Energy used for a given purpose will often have an element of fixed overhead consumption, sometimes called the ‘base load’, which does not vary from one week to the next. Overlaid on that fixed consumption will be a variable proportion which will change according to how cold the weather is, how much production throughput there was, or whatever variable ‘driving factor’ is relevant for the case in question. Mathematically the expected consumption volume E is related to a driving factor D by a simple straight-line formula:
E = c + m.D
where c and m are constants: m being the gradient of the line on the scatter diagram of consumption against driving factor, and c being where the line intercepts the vertical axis. The intercept represents the fixed base-load consumption (per week or whatever interval) while the gradient tells us how consumption changes with variations in the driving factor. In common practice the values of c and m are usually derived by a statistical process, regression analysis, which uses historical values of actual energy consumption and the corresponding driving factor. In a manufacturing process the intercept tells us how much energy is needed to sustain the process without contributing to actual output. Applied to a building’s heating system, the intercept on the scatter diagram of fuel use against degree days can give us an estimate of the non-weather-related consumption which comprises plant standing losses plus, perhaps, domestic hot water or catering (this analysis comes with the caveat that one’s degree-day figures need to have been computed relative to the correct base temperature—a topic that there is not space to explore here).
We can apply the same principle to industrial utility plant as well: objects like air compressors and steam boilers. These use electricity and fuel in proportion to their output of compressed air and steam respectively, but they also have fixed losses which regression analysis will quantify. I have even used the technique to analyse the fuel used by delivery lorries against miles driven: here, the intercept is an indication of idling while stationary.

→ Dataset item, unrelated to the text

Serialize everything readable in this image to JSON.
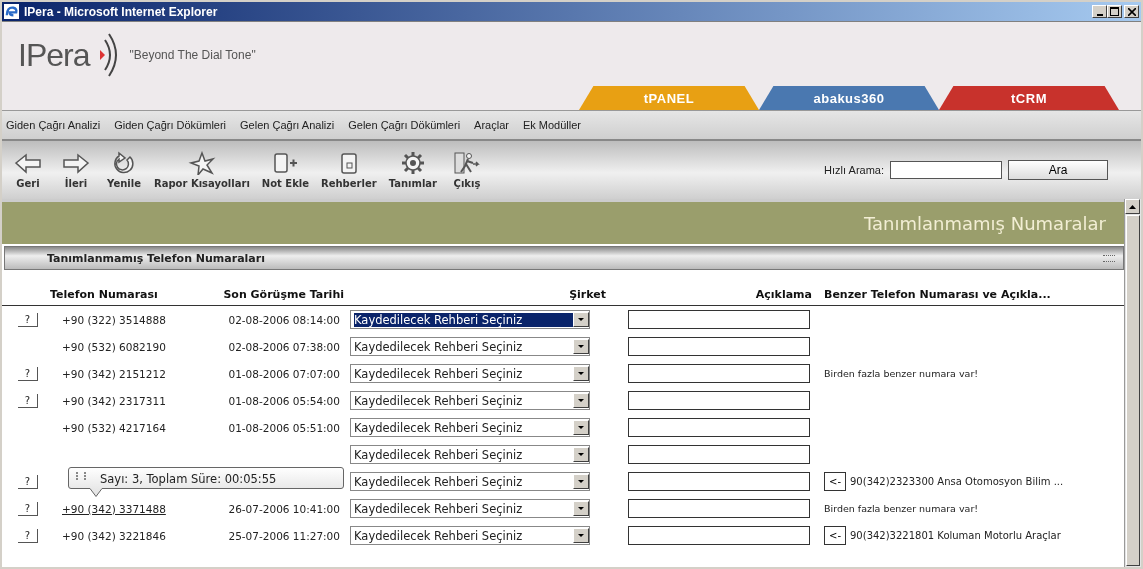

Focussing on those fixed overhead consumptions can be a profitable route to energy saving, and regression analysis is a quick way to establish how big those base loads are.